So let me know. 🙂
Arroz de Tomate Recipe (Portuguese Tomato Rice)
- 2 & 1/2 tbsp olive oil
- 3 cloves garlic, finely chopped
- 1 medium onion, finely chopped
- 1 & 1/2 cups tomatoes, chopped
- 1 cup long-grain white rice
- 3 & 3/4 cups stock, (or more if needed)
- 2 pcs dried bay leaves
- salt and pepper, to season
- dash chili flakes
- 3 tbsp fresh parsley, roughly chopped (or about a handful)
- Using a medium-sized to a large pan, heat the olive oil on medium-high heat.
- Once the oil is ready, add finely chopped garlic and cook until fragrant.
- Add finely chopped onion and cook until it has softened.
- Add chopped tomatoes, salt, pepper, and chili flakes. Mix to combine. Cover the pan with a lid and cook until tomatoes are a bit mushy. This typically takes about 5 minutes.
- Remove the lid and add rice. Mix to coat the rice with the liquid in the pan.
- Pour the stock into the rice and add bay leaves. Mix and put the lid back on. Turn the heat up to medium-high and bring rice to a boil.
- Add parsley and mix. Cover and turn heat to low. Simmer for about 20 minutes or until the rice has cooked. Mix the rice a couple of times during this cooking time to make sure that nothing is sticking.
- Adjust the seasoning if needed. Mix and take tomato rice off the heat.
- Serve. Garnish with more parsley, if desired.
- Cook’s Tip #1: Go for the ripest (and juiciest) kind of tomatoes that you can find. I usually use cherry tomatoes because those tend to be excellent in Stockholm the whole year-round.
- Cook’s Tip #2: Stick to fresh tomatoes for preparing Portuguese tomato rice, do not substitute with canned tomatoes or paste.
- Cook’s Tip #3: If you think there is not enough liquid on your tomato rice, do not hesitate to add more stock and adjust the seasoning.
- Cook’s Tip #4: Do not skip the fresh parsley. There is a noticeable difference in flavor if you omit it. So, if you like them, definitely add more to your tomato rice.
Thank you for this recipe. I am Portuguese but grew up with none of the culture. This dish was a delicious side and very easy to make.
You’re welcome Marnie – and thank you too 🙂
in Portugal they actually never use basmati but a local variety, carolino rice. also fennel is not a comom ingredient. nevertheless is a good recipe.
Thanks for your comment Nelson. 🙂

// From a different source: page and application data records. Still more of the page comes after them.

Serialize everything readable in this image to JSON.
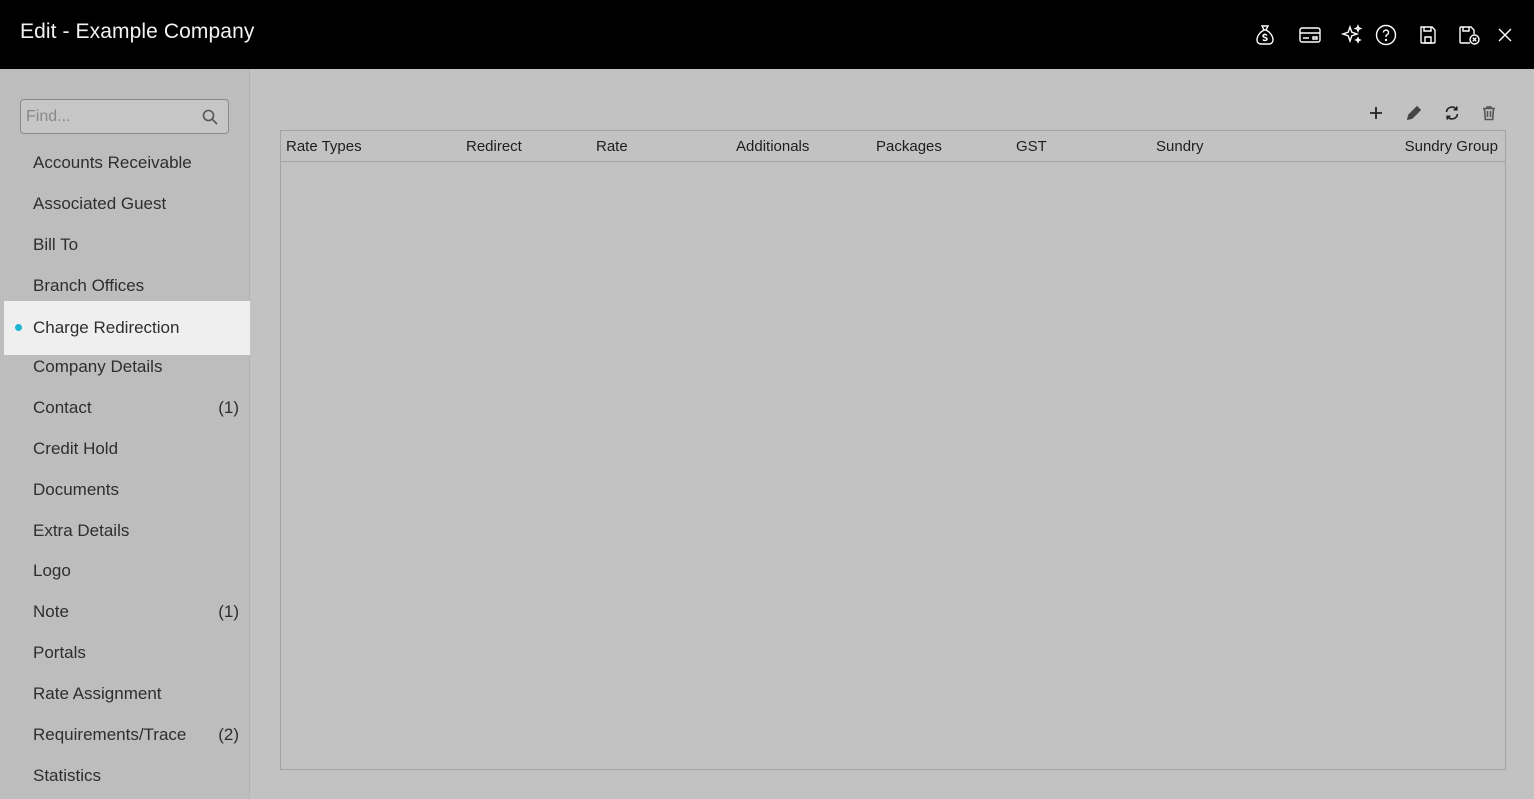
{
  "window": {
    "title": "Edit - Example Company",
    "icons": [
      "money-bag-icon",
      "card-icon",
      "sparkle-icon",
      "help-icon",
      "save-icon",
      "save-close-icon",
      "close-icon"
    ]
  },
  "sidebar": {
    "search_placeholder": "Find...",
    "items": [
      {
        "label": "Accounts Receivable",
        "count": ""
      },
      {
        "label": "Associated Guest",
        "count": ""
      },
      {
        "label": "Bill To",
        "count": ""
      },
      {
        "label": "Branch Offices",
        "count": ""
      },
      {
        "label": "Charge Redirection",
        "count": "",
        "active": true
      },
      {
        "label": "Company Details",
        "count": ""
      },
      {
        "label": "Contact",
        "count": "(1)"
      },
      {
        "label": "Credit Hold",
        "count": ""
      },
      {
        "label": "Documents",
        "count": ""
      },
      {
        "label": "Extra Details",
        "count": ""
      },
      {
        "label": "Logo",
        "count": ""
      },
      {
        "label": "Note",
        "count": "(1)"
      },
      {
        "label": "Portals",
        "count": ""
      },
      {
        "label": "Rate Assignment",
        "count": ""
      },
      {
        "label": "Requirements/Trace",
        "count": "(2)"
      },
      {
        "label": "Statistics",
        "count": ""
      }
    ],
    "accent_color": "#1fb6d2"
  },
  "grid": {
    "toolbar_icons": [
      "add-icon",
      "edit-icon",
      "refresh-icon",
      "delete-icon"
    ],
    "columns": [
      "Rate Types",
      "Redirect",
      "Rate",
      "Additionals",
      "Packages",
      "GST",
      "Sundry",
      "Sundry Group"
    ],
    "rows": []
  }
}
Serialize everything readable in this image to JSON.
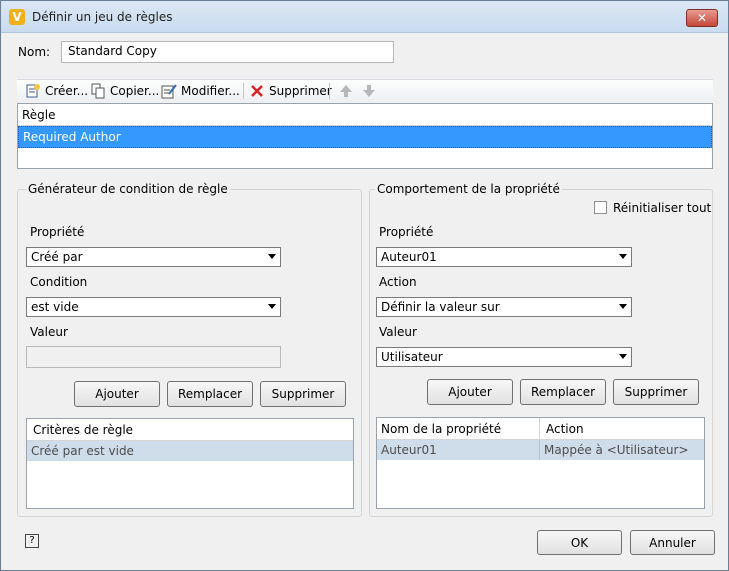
{
  "window": {
    "title": "Définir un jeu de règles",
    "app_icon_letter": "V",
    "close_label": "✕"
  },
  "name_field": {
    "label": "Nom:",
    "value": "Standard Copy"
  },
  "toolbar": {
    "create": "Créer...",
    "copy": "Copier...",
    "modify": "Modifier...",
    "delete": "Supprimer"
  },
  "rules_grid": {
    "header": "Règle",
    "rows": [
      "Required Author"
    ]
  },
  "left_group": {
    "title": "Générateur de condition de règle",
    "property_label": "Propriété",
    "property_value": "Créé par",
    "condition_label": "Condition",
    "condition_value": "est vide",
    "value_label": "Valeur",
    "value_value": "",
    "add": "Ajouter",
    "replace": "Remplacer",
    "delete": "Supprimer",
    "criteria_header": "Critères de règle",
    "criteria_rows": [
      "Créé par est vide"
    ]
  },
  "right_group": {
    "title": "Comportement de la propriété",
    "reset_all": "Réinitialiser tout",
    "property_label": "Propriété",
    "property_value": "Auteur01",
    "action_label": "Action",
    "action_value": "Définir la valeur sur",
    "value_label": "Valeur",
    "value_value": "Utilisateur",
    "add": "Ajouter",
    "replace": "Remplacer",
    "delete": "Supprimer",
    "table_headers": [
      "Nom de la propriété",
      "Action"
    ],
    "table_rows": [
      [
        "Auteur01",
        "Mappée à <Utilisateur>"
      ]
    ]
  },
  "footer": {
    "ok": "OK",
    "cancel": "Annuler",
    "help": "?"
  }
}
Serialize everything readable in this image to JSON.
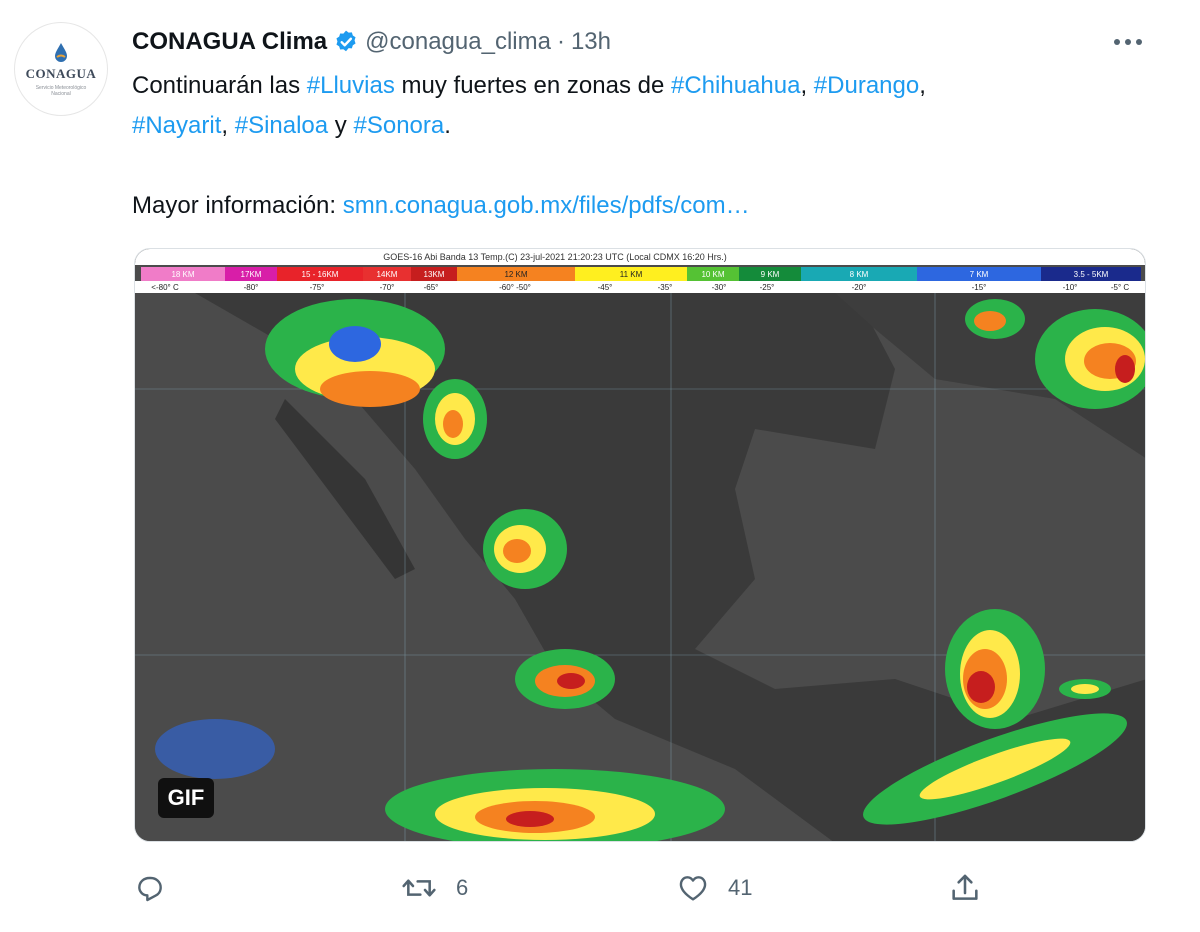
{
  "tweet": {
    "author": {
      "name": "CONAGUA Clima",
      "handle": "@conagua_clima",
      "separator": "·",
      "time": "13h",
      "avatar_org": "CONAGUA",
      "avatar_sub": "Servicio Meteorológico Nacional"
    },
    "text": {
      "line1_a": "Continuarán las ",
      "tag_lluvias": "#Lluvias",
      "line1_b": " muy fuertes en zonas de ",
      "tag_chihuahua": "#Chihuahua",
      "comma1": ", ",
      "tag_durango": "#Durango",
      "comma2": ",",
      "tag_nayarit": "#Nayarit",
      "comma3": ", ",
      "tag_sinaloa": "#Sinaloa",
      "and": " y ",
      "tag_sonora": "#Sonora",
      "period": ".",
      "info_label": "Mayor información: ",
      "info_link": "smn.conagua.gob.mx/files/pdfs/com…"
    },
    "media": {
      "badge": "GIF",
      "map_title": "GOES-16 Abi Banda 13 Temp.(C) 23-jul-2021 21:20:23 UTC (Local CDMX 16:20 Hrs.)",
      "scale_heights": [
        "18 KM",
        "17KM",
        "15 - 16KM",
        "14KM",
        "13KM",
        "12 KM",
        "11 KM",
        "10 KM",
        "9 KM",
        "8 KM",
        "7 KM",
        "3.5 - 5KM"
      ],
      "scale_temps": [
        "<-80° C",
        "-80°",
        "-75°",
        "-70°",
        "-65°",
        "-60° -50°",
        "-45°",
        "-35°",
        "-30°",
        "-25°",
        "-20°",
        "-15°",
        "-10°",
        "-5° C"
      ]
    },
    "actions": {
      "reply_count": "",
      "retweet_count": "6",
      "like_count": "41"
    }
  },
  "colors": {
    "link": "#1d9bf0",
    "secondary_text": "#536471",
    "verified_badge": "#1d9bf0"
  },
  "icons": [
    "reply-icon",
    "retweet-icon",
    "like-icon",
    "share-icon",
    "more-icon",
    "verified-icon"
  ]
}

I completely agree about the local rice. Silly me, I thought it would be easy to buy it from Amazon – no such luck there. I tried all other types of rice I have (arborio, carnaroli, bomba, and jasmine; basmati is the only one closest to the texture of carolino rice. Quite expected because the Italian and Spanish ones have more starch.
Planning to visit Alto Douro next — this time I will bring some carolino rice back to Stockholm. 🙂
Thx for the recipe. Can this be made ahead?
You’re welcome Cristina! I do not recommend making this ahead, because the rice will soak up the soup and you’ll end up with dried, almost risotto-like consistency. It’s still delicious, but that is not the right texture.
Thanks for taking the time to post this recipe, but your ingredients picture lists celery but I believe you meant parsley.
I know Johnny. :/ I noticed that weeks after publishing the post – just never got around to updating it. I reckon the recipe card and the instructions are saying parsley anyway…?
I will try to update it during this Christmas break. Apologies again.
Looking for this childhood recipe for quite a while Will definitely try your recipe Sounds delicious
Thank you Donna — enjoy!
I just found your blog! I’m excited to try this dish. Thanks for the Video – it’s very helpful.
You’re welcome Linh — hope you like it! 🙂
I’m going to try this this weekend thank you fir posting
You’re welcome Gerri! I hope you’ll like it. 🙂
Enjoyed both making and eating this dish! My tomatoes have gone insane and I can’t give them all away… so, I was on the hunt and came across this dish! Family LOVED it! It’s in our rotation!
I have photos!
love the recipe, i know the recipe says parsley but in the picture it looks like cilantro. just curious which one i should be using?
Yep, its parsley — flat-leaf parsley, not the curly-leaf ones. Enjoy! 🙂